• **WORK TO COMPLETE**
Where a line below includes the word "desc", copy that line.

■ ■ ■ ■ ■ ■ ■

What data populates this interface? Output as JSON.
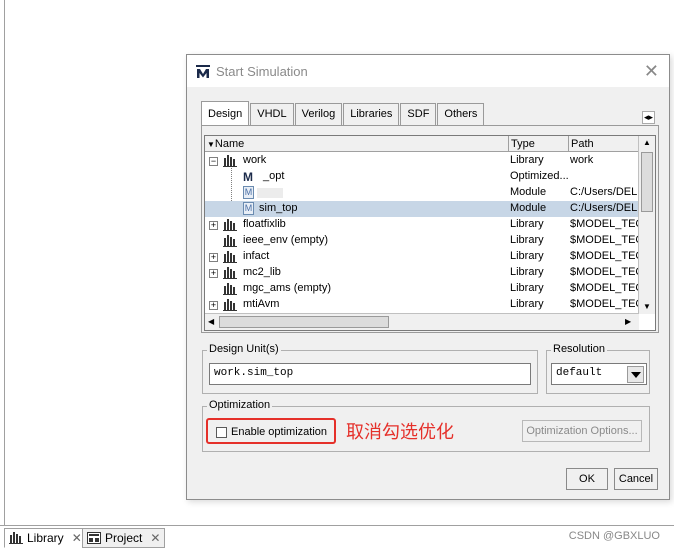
{
  "dialog": {
    "title": "Start Simulation",
    "close": "✕",
    "tabs": [
      "Design",
      "VHDL",
      "Verilog",
      "Libraries",
      "SDF",
      "Others"
    ],
    "tab_scroll": "◂▸"
  },
  "tree": {
    "columns": [
      "Name",
      "Type",
      "Path"
    ],
    "rows": [
      {
        "name": "work",
        "type": "Library",
        "path": "work"
      },
      {
        "name": "_opt",
        "type": "Optimized...",
        "path": ""
      },
      {
        "name": "",
        "type": "Module",
        "path": "C:/Users/DEL"
      },
      {
        "name": "sim_top",
        "type": "Module",
        "path": "C:/Users/DEL"
      },
      {
        "name": "floatfixlib",
        "type": "Library",
        "path": "$MODEL_TEC"
      },
      {
        "name": "ieee_env  (empty)",
        "type": "Library",
        "path": "$MODEL_TEC"
      },
      {
        "name": "infact",
        "type": "Library",
        "path": "$MODEL_TEC"
      },
      {
        "name": "mc2_lib",
        "type": "Library",
        "path": "$MODEL_TEC"
      },
      {
        "name": "mgc_ams  (empty)",
        "type": "Library",
        "path": "$MODEL_TEC"
      },
      {
        "name": "mtiAvm",
        "type": "Library",
        "path": "$MODEL_TEC"
      }
    ]
  },
  "design_unit": {
    "label": "Design Unit(s)",
    "value": "work.sim_top"
  },
  "resolution": {
    "label": "Resolution",
    "value": "default"
  },
  "optimization": {
    "label": "Optimization",
    "checkbox_label": "Enable optimization",
    "checked": false,
    "options_button": "Optimization Options..."
  },
  "annotation": "取消勾选优化",
  "buttons": {
    "ok": "OK",
    "cancel": "Cancel"
  },
  "taskbar": {
    "tabs": [
      "Library",
      "Project"
    ]
  },
  "watermark": "CSDN @GBXLUO"
}
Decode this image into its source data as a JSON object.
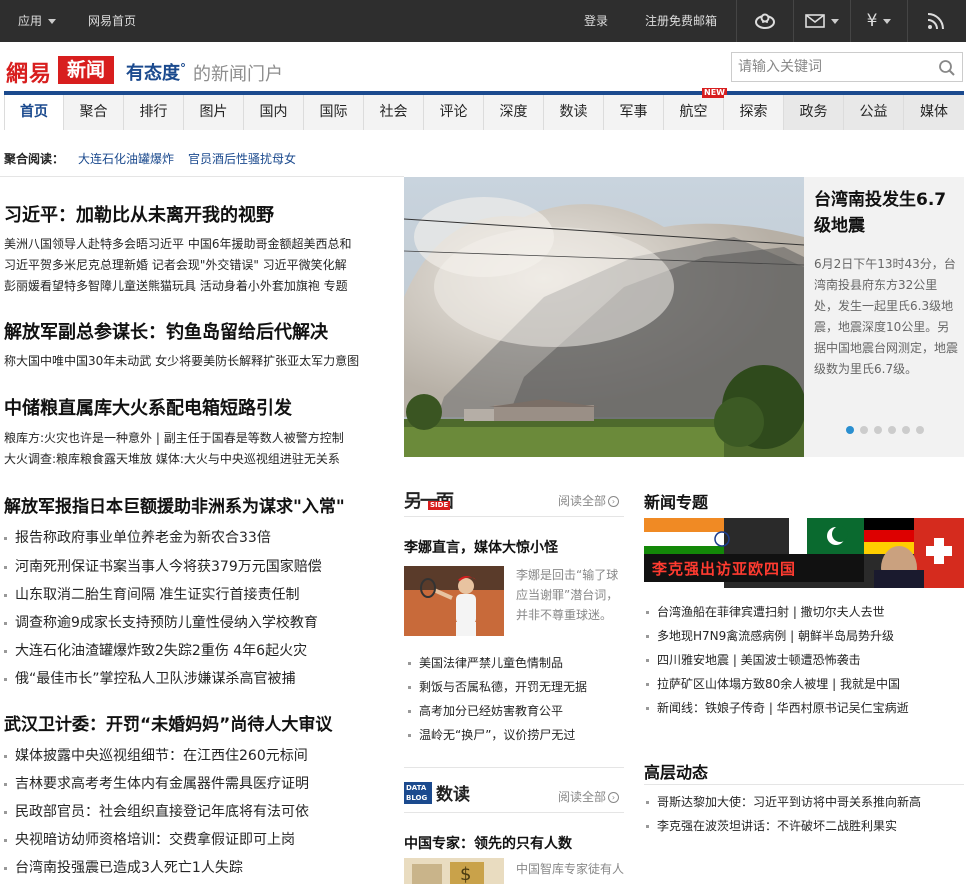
{
  "topbar": {
    "apps": "应用",
    "home": "网易首页",
    "login": "登录",
    "register": "注册免费邮箱",
    "icons": [
      "user-icon",
      "mail-icon",
      "yen-icon",
      "rss-icon"
    ]
  },
  "logo": {
    "wangyi": "網易",
    "xinwen": "新闻",
    "slogan_bold": "有态度",
    "slogan_mark": "°",
    "slogan_rest": "的新闻门户"
  },
  "search": {
    "placeholder": "请输入关键词"
  },
  "nav": {
    "items": [
      "首页",
      "聚合",
      "排行",
      "图片",
      "国内",
      "国际",
      "社会",
      "评论",
      "深度",
      "数读",
      "军事",
      "航空",
      "探索",
      "政务",
      "公益",
      "媒体"
    ],
    "new_badge": "NEW"
  },
  "aggregate": {
    "label": "聚合阅读：",
    "links": [
      "大连石化油罐爆炸",
      "官员酒后性骚扰母女"
    ]
  },
  "left": {
    "s1": {
      "title": "习近平：加勒比从未离开我的视野",
      "lines": [
        "美洲八国领导人赴特多会晤习近平 中国6年援助哥金额超美西总和",
        "习近平贺多米尼克总理新婚 记者会现\"外交错误\" 习近平微笑化解",
        "彭丽媛看望特多智障儿童送熊猫玩具 活动身着小外套加旗袍 专题"
      ]
    },
    "s2": {
      "title": "解放军副总参谋长：钓鱼岛留给后代解决",
      "lines": [
        "称大国中唯中国30年未动武 女少将要美防长解释扩张亚太军力意图"
      ]
    },
    "s3": {
      "title": "中储粮直属库大火系配电箱短路引发",
      "lines": [
        "粮库方:火灾也许是一种意外 | 副主任于国春是等数人被警方控制",
        "大火调查:粮库粮食露天堆放 媒体:大火与中央巡视组进驻无关系"
      ]
    },
    "s4": {
      "title": "解放军报指日本巨额援助非洲系为谋求\"入常\"",
      "items": [
        "报告称政府事业单位养老金为新农合33倍",
        "河南死刑保证书案当事人今将获379万元国家赔偿",
        "山东取消二胎生育间隔 准生证实行首接责任制",
        "调查称逾9成家长支持预防儿童性侵纳入学校教育",
        "大连石化油渣罐爆炸致2失踪2重伤 4年6起火灾",
        "俄“最佳市长”掌控私人卫队涉嫌谋杀高官被捕"
      ]
    },
    "s5": {
      "title": "武汉卫计委：开罚“未婚妈妈”尚待人大审议",
      "items": [
        "媒体披露中央巡视组细节：在江西住260元标间",
        "吉林要求高考考生体内有金属器件需具医疗证明",
        "民政部官员：社会组织直接登记年底将有法可依",
        "央视暗访幼师资格培训：交费拿假证即可上岗",
        "台湾南投强震已造成3人死亡1人失踪"
      ]
    }
  },
  "slideshow": {
    "title": "台湾南投发生6.7级地震",
    "desc": "6月2日下午13时43分，台湾南投县府东方32公里处，发生一起里氏6.3级地震，地震深度10公里。另据中国地震台网测定，地震级数为里氏6.7级。",
    "dots": 6,
    "active_dot": 1
  },
  "middle": {
    "linmian": {
      "logo": "另一面",
      "logo_side": "SIDE",
      "more": "阅读全部",
      "headline": "李娜直言，媒体大惊小怪",
      "desc": "李娜是回击“输了球应当谢罪”潜台词，并非不尊重球迷。",
      "items": [
        "美国法律严禁儿童色情制品",
        "剩饭与否属私德，开罚无理无据",
        "高考加分已经妨害教育公平",
        "温岭无“换尸”，议价捞尸无过"
      ]
    },
    "shudu": {
      "logo_box": "DATA BLOG",
      "logo": "数读",
      "more": "阅读全部",
      "headline": "中国专家：领先的只有人数",
      "desc": "中国智库专家徒有人"
    }
  },
  "right": {
    "topics": {
      "title": "新闻专题",
      "banner_text": "李克强出访亚欧四国",
      "items": [
        "台湾渔船在菲律宾遭扫射 | 撒切尔夫人去世",
        "多地现H7N9禽流感病例 | 朝鲜半岛局势升级",
        "四川雅安地震 | 美国波士顿遭恐怖袭击",
        "拉萨矿区山体塌方致80余人被埋 | 我就是中国",
        "新闻线：铁娘子传奇 | 华西村原书记吴仁宝病逝"
      ]
    },
    "leaders": {
      "title": "高层动态",
      "items": [
        "哥斯达黎加大使：习近平到访将中哥关系推向新高",
        "李克强在波茨坦讲话：不许破坏二战胜利果实"
      ]
    }
  },
  "colors": {
    "brand_red": "#d81e1e",
    "brand_blue": "#1b4a8e",
    "topbar": "#2e2e2e"
  }
}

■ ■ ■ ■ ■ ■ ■

• **ANSWER**
    "desc": "6月2日下午13时43分，台湾南投县府东方32公里处，发生一起里氏6.3级地震，地震深度10公里。另据中国地震台网测定，地震级数为里氏6.7级。",
      "desc": "李娜是回击“输了球应当谢罪”潜台词，并非不尊重球迷。",
      "desc": "中国智库专家徒有人"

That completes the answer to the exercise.